§ WORK ORDER: Locate and copy each line in the data that contains the word "title".

[Data excerpts]

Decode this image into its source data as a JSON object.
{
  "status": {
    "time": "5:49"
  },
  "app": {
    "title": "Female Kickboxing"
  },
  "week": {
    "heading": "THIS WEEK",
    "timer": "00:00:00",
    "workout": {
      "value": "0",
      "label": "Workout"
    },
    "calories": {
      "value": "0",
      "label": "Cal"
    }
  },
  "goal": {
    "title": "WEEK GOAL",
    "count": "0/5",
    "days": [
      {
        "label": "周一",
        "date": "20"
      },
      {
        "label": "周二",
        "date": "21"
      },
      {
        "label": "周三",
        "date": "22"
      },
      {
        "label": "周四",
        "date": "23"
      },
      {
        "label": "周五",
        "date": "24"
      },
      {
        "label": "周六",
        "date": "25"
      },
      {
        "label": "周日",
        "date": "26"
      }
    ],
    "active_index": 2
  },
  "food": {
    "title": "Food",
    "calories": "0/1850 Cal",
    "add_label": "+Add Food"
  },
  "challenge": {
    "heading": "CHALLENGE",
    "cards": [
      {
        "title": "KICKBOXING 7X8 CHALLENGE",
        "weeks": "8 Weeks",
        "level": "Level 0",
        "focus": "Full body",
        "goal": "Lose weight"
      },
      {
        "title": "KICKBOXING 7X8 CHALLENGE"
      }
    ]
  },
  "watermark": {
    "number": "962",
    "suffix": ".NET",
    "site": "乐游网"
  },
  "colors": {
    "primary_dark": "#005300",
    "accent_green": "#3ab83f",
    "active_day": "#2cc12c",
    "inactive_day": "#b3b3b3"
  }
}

§ OUTPUT OF THE EXERCISE:
    "title": "Female Kickboxing"
    "title": "WEEK GOAL",
    "title": "Food",
        "title": "KICKBOXING 7X8 CHALLENGE",
        "title": "KICKBOXING 7X8 CHALLENGE"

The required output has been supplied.